The Wall Street Journal has an excellent piece on developments in the iron-ore market – the commodity which has seen a price drop of 40 percent in 2014. Iron ore, remember, is Australia’s main export product. As regular readers know, I have been following the this market due to my bearish stance on China and Australia for the past three years.
The slowing Chinese economy is seen as the main culprit for the massive drop in the spot price of iron ore (and other commodities). To quote:
Looming over iron ore, and all other commodity markets, is China’s economic slowdown, which has sent prices to multiyear lows for everything from silver to coal.

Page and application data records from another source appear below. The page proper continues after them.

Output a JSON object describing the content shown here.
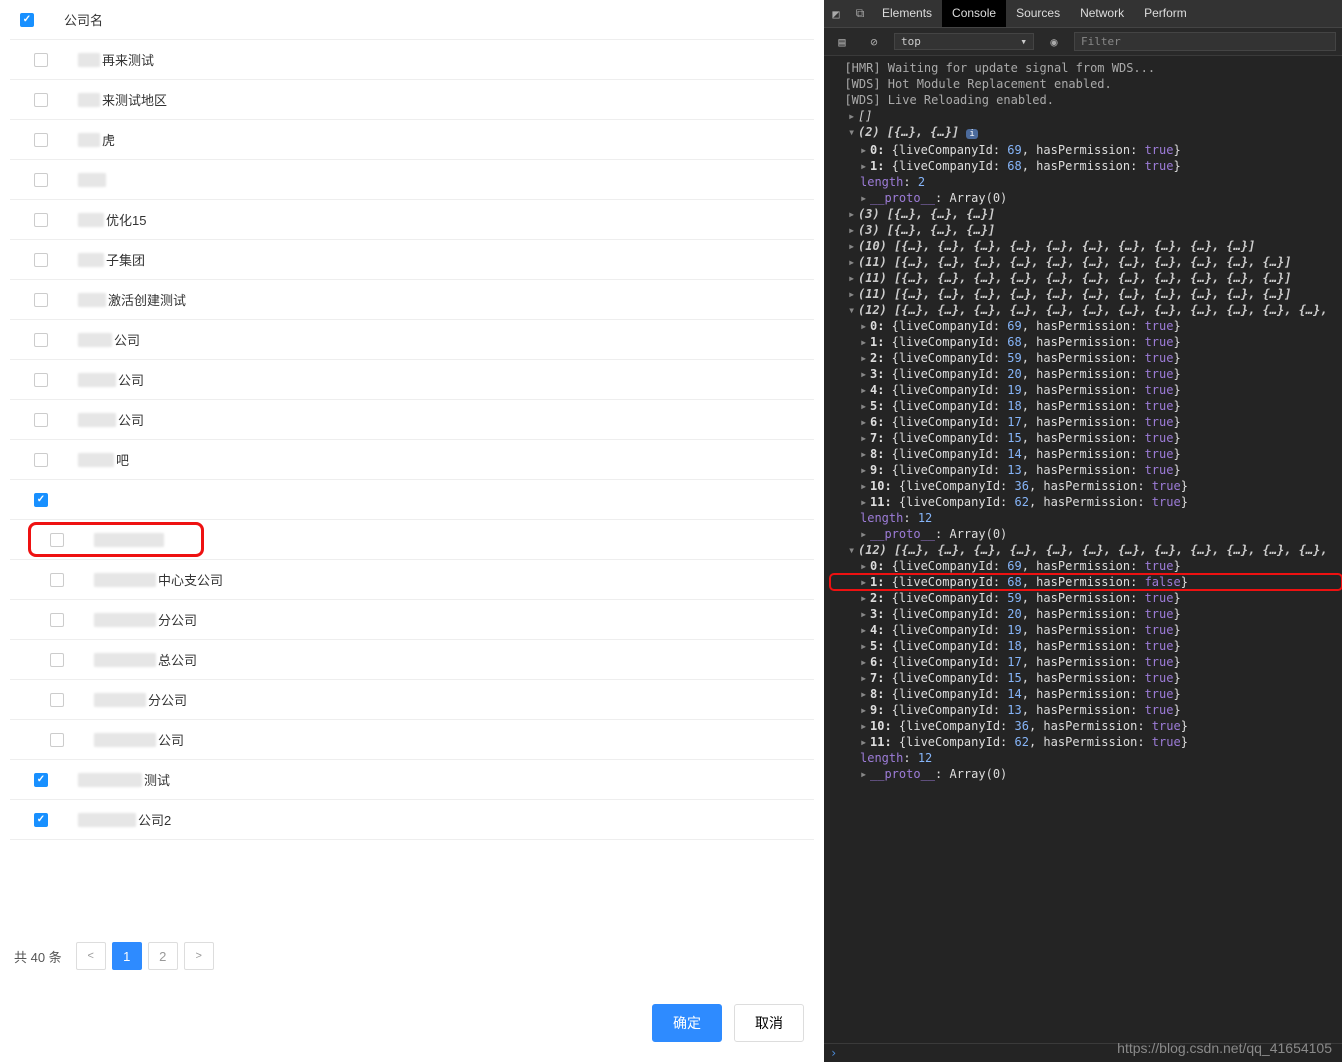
{
  "list": {
    "header": "公司名",
    "items": [
      {
        "label": "再来测试",
        "checked": false,
        "indent": 1,
        "blurW": 22
      },
      {
        "label": "来测试地区",
        "checked": false,
        "indent": 1,
        "blurW": 22
      },
      {
        "label": "虎",
        "checked": false,
        "indent": 1,
        "blurW": 22
      },
      {
        "label": "",
        "checked": false,
        "indent": 1,
        "blurW": 28
      },
      {
        "label": "优化15",
        "checked": false,
        "indent": 1,
        "blurW": 26
      },
      {
        "label": "子集团",
        "checked": false,
        "indent": 1,
        "blurW": 26
      },
      {
        "label": "激活创建测试",
        "checked": false,
        "indent": 1,
        "blurW": 28
      },
      {
        "label": "公司",
        "checked": false,
        "indent": 1,
        "blurW": 34
      },
      {
        "label": "公司",
        "checked": false,
        "indent": 1,
        "blurW": 38
      },
      {
        "label": "公司",
        "checked": false,
        "indent": 1,
        "blurW": 38
      },
      {
        "label": "吧",
        "checked": false,
        "indent": 1,
        "blurW": 36
      },
      {
        "label": "",
        "checked": true,
        "indent": 1,
        "blurW": 0
      },
      {
        "label": "",
        "checked": false,
        "indent": 2,
        "blurW": 70,
        "highlight": true
      },
      {
        "label": "中心支公司",
        "checked": false,
        "indent": 2,
        "blurW": 62
      },
      {
        "label": "分公司",
        "checked": false,
        "indent": 2,
        "blurW": 62
      },
      {
        "label": "总公司",
        "checked": false,
        "indent": 2,
        "blurW": 62
      },
      {
        "label": "分公司",
        "checked": false,
        "indent": 2,
        "blurW": 52
      },
      {
        "label": "公司",
        "checked": false,
        "indent": 2,
        "blurW": 62
      },
      {
        "label": "测试",
        "checked": true,
        "indent": 1,
        "blurW": 64
      },
      {
        "label": "公司2",
        "checked": true,
        "indent": 1,
        "blurW": 58
      }
    ]
  },
  "pagination": {
    "total_label": "共 40 条",
    "pages": [
      "1",
      "2"
    ],
    "current": 1
  },
  "buttons": {
    "ok": "确定",
    "cancel": "取消"
  },
  "devtools": {
    "tabs": [
      "Elements",
      "Console",
      "Sources",
      "Network",
      "Perform"
    ],
    "active_tab": "Console",
    "context": "top",
    "filter_placeholder": "Filter",
    "watermark": "https://blog.csdn.net/qq_41654105",
    "messages": [
      "[HMR] Waiting for update signal from WDS...",
      "[WDS] Hot Module Replacement enabled.",
      "[WDS] Live Reloading enabled."
    ],
    "arrays": {
      "two": {
        "header": "(2) [{…}, {…}]",
        "items": [
          {
            "idx": 0,
            "liveCompanyId": 69,
            "hasPermission": true
          },
          {
            "idx": 1,
            "liveCompanyId": 68,
            "hasPermission": true
          }
        ],
        "length": 2,
        "proto": "__proto__: Array(0)"
      },
      "collapsed": [
        "(3) [{…}, {…}, {…}]",
        "(3) [{…}, {…}, {…}]",
        "(10) [{…}, {…}, {…}, {…}, {…}, {…}, {…}, {…}, {…}, {…}]",
        "(11) [{…}, {…}, {…}, {…}, {…}, {…}, {…}, {…}, {…}, {…}, {…}]",
        "(11) [{…}, {…}, {…}, {…}, {…}, {…}, {…}, {…}, {…}, {…}, {…}]",
        "(11) [{…}, {…}, {…}, {…}, {…}, {…}, {…}, {…}, {…}, {…}, {…}]"
      ],
      "twelve_a": {
        "header": "(12) [{…}, {…}, {…}, {…}, {…}, {…}, {…}, {…}, {…}, {…}, {…}, {…},",
        "items": [
          {
            "idx": 0,
            "liveCompanyId": 69,
            "hasPermission": true
          },
          {
            "idx": 1,
            "liveCompanyId": 68,
            "hasPermission": true
          },
          {
            "idx": 2,
            "liveCompanyId": 59,
            "hasPermission": true
          },
          {
            "idx": 3,
            "liveCompanyId": 20,
            "hasPermission": true
          },
          {
            "idx": 4,
            "liveCompanyId": 19,
            "hasPermission": true
          },
          {
            "idx": 5,
            "liveCompanyId": 18,
            "hasPermission": true
          },
          {
            "idx": 6,
            "liveCompanyId": 17,
            "hasPermission": true
          },
          {
            "idx": 7,
            "liveCompanyId": 15,
            "hasPermission": true
          },
          {
            "idx": 8,
            "liveCompanyId": 14,
            "hasPermission": true
          },
          {
            "idx": 9,
            "liveCompanyId": 13,
            "hasPermission": true
          },
          {
            "idx": 10,
            "liveCompanyId": 36,
            "hasPermission": true
          },
          {
            "idx": 11,
            "liveCompanyId": 62,
            "hasPermission": true
          }
        ],
        "length": 12,
        "proto": "__proto__: Array(0)"
      },
      "twelve_b": {
        "header": "(12) [{…}, {…}, {…}, {…}, {…}, {…}, {…}, {…}, {…}, {…}, {…}, {…},",
        "items": [
          {
            "idx": 0,
            "liveCompanyId": 69,
            "hasPermission": true
          },
          {
            "idx": 1,
            "liveCompanyId": 68,
            "hasPermission": false,
            "highlight": true
          },
          {
            "idx": 2,
            "liveCompanyId": 59,
            "hasPermission": true
          },
          {
            "idx": 3,
            "liveCompanyId": 20,
            "hasPermission": true
          },
          {
            "idx": 4,
            "liveCompanyId": 19,
            "hasPermission": true
          },
          {
            "idx": 5,
            "liveCompanyId": 18,
            "hasPermission": true
          },
          {
            "idx": 6,
            "liveCompanyId": 17,
            "hasPermission": true
          },
          {
            "idx": 7,
            "liveCompanyId": 15,
            "hasPermission": true
          },
          {
            "idx": 8,
            "liveCompanyId": 14,
            "hasPermission": true
          },
          {
            "idx": 9,
            "liveCompanyId": 13,
            "hasPermission": true
          },
          {
            "idx": 10,
            "liveCompanyId": 36,
            "hasPermission": true
          },
          {
            "idx": 11,
            "liveCompanyId": 62,
            "hasPermission": true
          }
        ],
        "length": 12,
        "proto": "__proto__: Array(0)"
      }
    }
  }
}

So far, I mainly agreed thinking that oversupply will become an issue only in the second half of 2014. Turns out I was wrong, as you can see in the chart below:
Incredibly, neither iron-ore imports nor China’s steel output have slowed down so far, but the price is already down by 40 percent! Now, that’s what I call a supply glut. Quote:

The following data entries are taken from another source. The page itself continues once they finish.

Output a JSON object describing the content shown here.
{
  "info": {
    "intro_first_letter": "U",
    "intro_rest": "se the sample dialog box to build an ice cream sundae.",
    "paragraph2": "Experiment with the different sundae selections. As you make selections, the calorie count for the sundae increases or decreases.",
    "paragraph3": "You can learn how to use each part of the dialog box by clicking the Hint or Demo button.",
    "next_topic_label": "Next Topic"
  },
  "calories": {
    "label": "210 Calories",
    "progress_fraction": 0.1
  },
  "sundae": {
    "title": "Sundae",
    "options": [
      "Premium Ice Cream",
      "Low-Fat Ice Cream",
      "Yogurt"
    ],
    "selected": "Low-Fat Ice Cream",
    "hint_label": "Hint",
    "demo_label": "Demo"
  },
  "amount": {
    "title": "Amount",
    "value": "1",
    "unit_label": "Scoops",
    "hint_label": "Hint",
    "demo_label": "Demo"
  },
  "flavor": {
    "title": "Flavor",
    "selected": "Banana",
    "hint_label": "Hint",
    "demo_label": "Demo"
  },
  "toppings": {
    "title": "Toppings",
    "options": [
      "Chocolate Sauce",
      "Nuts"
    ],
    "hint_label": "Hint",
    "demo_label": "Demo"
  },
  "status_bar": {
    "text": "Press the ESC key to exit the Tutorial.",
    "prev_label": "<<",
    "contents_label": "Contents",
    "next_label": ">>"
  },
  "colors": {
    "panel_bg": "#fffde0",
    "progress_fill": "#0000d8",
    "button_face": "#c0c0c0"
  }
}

The volume of additional supplies being pumped into the seaborne market, largely from new and expanded mines in Australia’s remote northwest, is declining, but analysts say it may take some time for an oversupply in the market to be absorbed. Shipments through Port Hedland, the world’s biggest iron-ore export facility, were up 36% in August compared with last year, the local port authority said.
The increased volume has more or less counterbalanced the price drop, with the effect of keeping Australia’s export earnings up and its current account within acceptable bounds (around -3 percent of gdp). Can you imagine what will happen to iron ore prices and to the Australian economy once China comes to its senses? Nothing has happened yet…
Disclosure (short AUD and CNY)